R / I got the opportunity to meet Guru before he passed away. I never developed a relationship though. It was more a working connection. I was a huge fan of what he did, not only for the culture but also for the cast he was coming from. Just the upmost respect, but I never had a relationship with Guru.
J / Rest in Peace Guru. Nowadays, is there any rapper you would like to collaborate with ?
R / Yeah, there’s that guy Big K.R.I.T, Joey Badass and I would like to do more with MC John Connor from Flint, Michigan. My own team of course, the cast that I’m on tour with that I respect to the upmost. A lot of upcoming kids from Massachussetts as well : Easy Money, Dutch Rebel and Hockey Dice whose part of my camp. There’s this new kid Michael Christmas. So, a cast like that.
J / We hear a lot about the New-York scene, what about Boston ?

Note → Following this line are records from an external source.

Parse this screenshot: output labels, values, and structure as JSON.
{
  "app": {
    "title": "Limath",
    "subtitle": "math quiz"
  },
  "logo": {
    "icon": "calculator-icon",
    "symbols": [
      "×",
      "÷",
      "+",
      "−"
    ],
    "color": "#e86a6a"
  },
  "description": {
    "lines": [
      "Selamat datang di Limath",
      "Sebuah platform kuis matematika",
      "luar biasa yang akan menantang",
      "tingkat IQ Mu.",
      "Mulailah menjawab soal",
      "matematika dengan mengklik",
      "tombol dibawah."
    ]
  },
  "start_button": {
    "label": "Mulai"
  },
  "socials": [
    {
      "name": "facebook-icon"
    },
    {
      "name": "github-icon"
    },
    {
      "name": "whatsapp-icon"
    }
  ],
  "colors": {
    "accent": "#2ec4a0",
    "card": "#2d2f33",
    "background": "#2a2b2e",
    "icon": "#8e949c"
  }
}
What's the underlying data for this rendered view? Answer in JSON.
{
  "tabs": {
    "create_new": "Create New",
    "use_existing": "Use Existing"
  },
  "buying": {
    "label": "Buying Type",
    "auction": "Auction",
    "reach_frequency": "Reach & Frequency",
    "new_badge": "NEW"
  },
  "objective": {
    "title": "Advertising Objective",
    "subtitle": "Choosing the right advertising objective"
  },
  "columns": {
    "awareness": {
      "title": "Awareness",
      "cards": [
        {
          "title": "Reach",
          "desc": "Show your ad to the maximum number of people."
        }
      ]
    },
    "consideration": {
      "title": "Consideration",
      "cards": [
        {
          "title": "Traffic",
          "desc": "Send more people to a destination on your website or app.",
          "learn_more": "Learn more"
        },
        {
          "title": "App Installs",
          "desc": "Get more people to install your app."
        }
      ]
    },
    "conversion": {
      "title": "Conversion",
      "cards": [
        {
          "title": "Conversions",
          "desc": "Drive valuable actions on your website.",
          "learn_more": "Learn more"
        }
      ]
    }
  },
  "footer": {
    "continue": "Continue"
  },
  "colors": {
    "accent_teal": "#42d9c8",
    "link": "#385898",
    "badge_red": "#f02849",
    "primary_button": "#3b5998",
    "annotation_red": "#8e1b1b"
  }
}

R / I think our scene was larger pre-2000, I feel there was a stronger connection between all the MC’s calling up. There were a lot more connections to the different venues and opportunities to get more attention.

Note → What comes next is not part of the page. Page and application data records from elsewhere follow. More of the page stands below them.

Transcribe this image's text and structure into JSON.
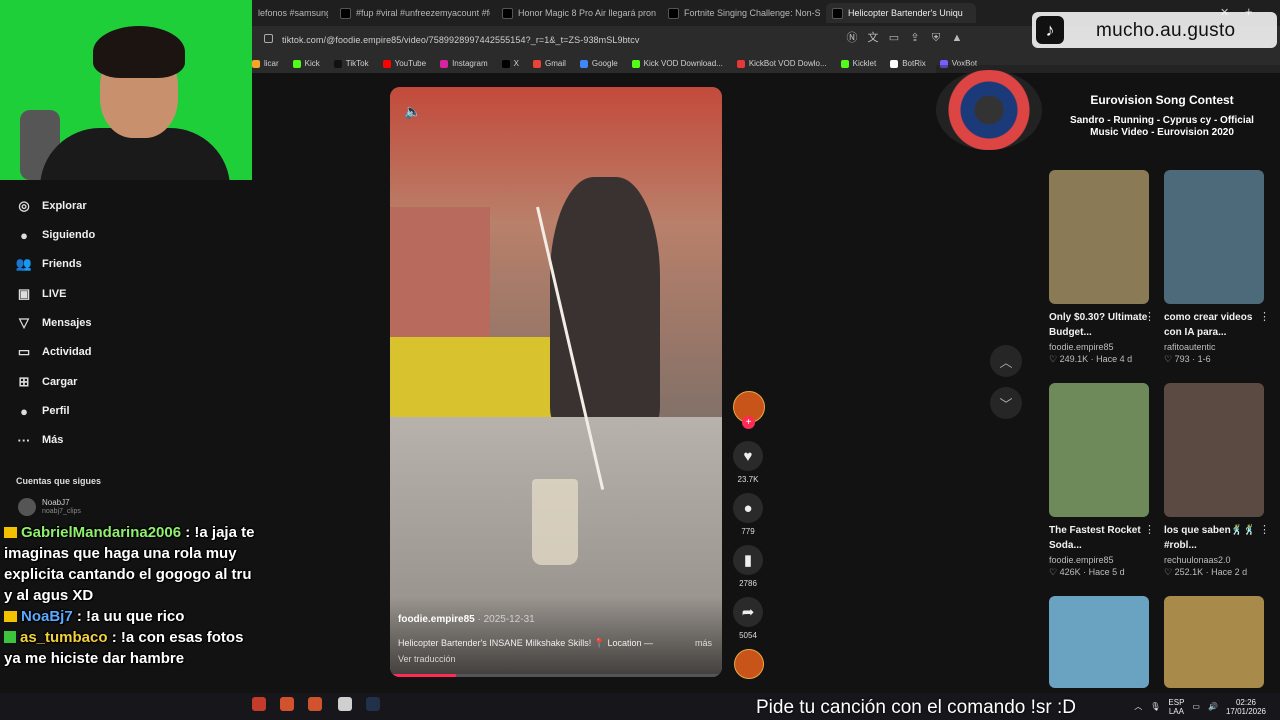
{
  "browser": {
    "tabs": [
      {
        "label": "lefonos #samsung"
      },
      {
        "label": "#fup #viral #unfreezemyacount #for"
      },
      {
        "label": "Honor Magic 8 Pro Air llegará pronto"
      },
      {
        "label": "Fortnite Singing Challenge: Non-Sto"
      },
      {
        "label": "Helicopter Bartender's Uniqu"
      }
    ],
    "url": "tiktok.com/@foodie.empire85/video/7589928997442555154?_r=1&_t=ZS-938mSL9btcv",
    "bookmarks": [
      {
        "label": "licar",
        "color": "#f5a623"
      },
      {
        "label": "Kick",
        "color": "#53fc18"
      },
      {
        "label": "TikTok",
        "color": "#111111"
      },
      {
        "label": "YouTube",
        "color": "#ff0000"
      },
      {
        "label": "Instagram",
        "color": "#d6249f"
      },
      {
        "label": "X",
        "color": "#000000"
      },
      {
        "label": "Gmail",
        "color": "#ea4335"
      },
      {
        "label": "Google",
        "color": "#4285f4"
      },
      {
        "label": "Kick VOD Download...",
        "color": "#53fc18"
      },
      {
        "label": "KickBot VOD Dowlo...",
        "color": "#e53935"
      },
      {
        "label": "Kicklet",
        "color": "#53fc18"
      },
      {
        "label": "BotRix",
        "color": "#ffffff"
      },
      {
        "label": "VoxBot",
        "color": "#7b5cff"
      }
    ]
  },
  "sidebar": {
    "items": [
      {
        "label": "Explorar",
        "icon": "compass-icon",
        "glyph": "◎"
      },
      {
        "label": "Siguiendo",
        "icon": "following-icon",
        "glyph": "●"
      },
      {
        "label": "Friends",
        "icon": "friends-icon",
        "glyph": "👥"
      },
      {
        "label": "LIVE",
        "icon": "live-icon",
        "glyph": "▣"
      },
      {
        "label": "Mensajes",
        "icon": "messages-icon",
        "glyph": "▽"
      },
      {
        "label": "Actividad",
        "icon": "activity-icon",
        "glyph": "▭"
      },
      {
        "label": "Cargar",
        "icon": "upload-icon",
        "glyph": "⊞"
      },
      {
        "label": "Perfil",
        "icon": "profile-icon",
        "glyph": "●"
      },
      {
        "label": "Más",
        "icon": "more-icon",
        "glyph": "···"
      }
    ],
    "following_title": "Cuentas que sigues",
    "following": [
      {
        "name": "NoabJ7",
        "handle": "noabj7_clips"
      }
    ]
  },
  "chat": {
    "messages": [
      {
        "user": "GabrielMandarina2006",
        "text": ": !a jaja te imaginas que haga una rola muy explicita cantando el gogogo al tru y al agus XD"
      },
      {
        "user": "NoaBj7",
        "text": ": !a uu que rico"
      },
      {
        "user": "as_tumbaco",
        "text": ": !a con esas fotos ya me hiciste dar hambre"
      }
    ]
  },
  "video": {
    "author": "foodie.empire85",
    "date": " · 2025-12-31",
    "description": "Helicopter Bartender's INSANE Milkshake Skills! 📍 Location —",
    "more": "más",
    "translate": "Ver traducción",
    "progress": 0.2,
    "likes": "23.7K",
    "comments": "779",
    "saves": "2786",
    "shares": "5054"
  },
  "song_overlay": {
    "channel": "mucho.au.gusto",
    "title": "Eurovision Song Contest",
    "subtitle": "Sandro - Running - Cyprus cy - Official Music Video - Eurovision 2020"
  },
  "recommended": [
    {
      "title": "Only $0.30? Ultimate Budget...",
      "author": "foodie.empire85",
      "meta": "♡ 249.1K · Hace 4 d",
      "color": "#8a7a55"
    },
    {
      "title": "como crear videos con IA para...",
      "author": "rafitoautentic",
      "meta": "♡ 793 · 1-6",
      "color": "#4d6a7a"
    },
    {
      "title": "The Fastest Rocket Soda...",
      "author": "foodie.empire85",
      "meta": "♡ 426K · Hace 5 d",
      "color": "#6f8a5a"
    },
    {
      "title": "los que saben🕺🕺#robl...",
      "author": "rechuulonaas2.0",
      "meta": "♡ 252.1K · Hace 2 d",
      "color": "#5a4a42"
    },
    {
      "title": "",
      "author": "",
      "meta": "",
      "color": "#6aa3c2"
    },
    {
      "title": "",
      "author": "",
      "meta": "",
      "color": "#a88a4a"
    }
  ],
  "request_text": "Pide tu canción con el comando !sr :D",
  "tray": {
    "lang": "ESP",
    "layout": "LAA",
    "time": "02:26",
    "date": "17/01/2026"
  }
}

J / What do you think happened ?
R / The industry collapsed you know. As a whole, I think Music is suffering. It’s gaining a lot more attention thanks to the social medias and being more visible but at the same time it’s loosing its fan-artist connection. Everyone’s an artist now...
J / What are the talents you look at, that are yet to be discovered ?
R / A lot of artists that are on the stage should be getting a lot more of fans attention. It is what it is you know, the industry is always gonna be the industry, there’s always gonna be commercialism. They’re (the majors) are gonna put in place who they feel should be.
J / I heard you saying you have children. How do you deal with the life of a rapper and a father ?
R / It’s a tough balance. I no longer am with my kids mum but she’s a wonderful woman. We make it work. I’ve always wanted to do music so she didn’t be married anymore to a MC or somebody who was living the life that I was living. Even though we grew apart, I didn’t eliminate the possibility of raising our kids.
J / Have you got any new projects coming up ?
R / Right now, I’m working on a new projects, collecting beats and deciding on MC’s but I think I’m gonna go back to the old formula where I used a bunch of different producer because on my last few albums I’ve done one with Hazardous Sound called Eye Watching God and one with Statik Selektah named Straight : no chaser and also Revolutionary with Numanix. I wanna go back to the classic Boom Bap.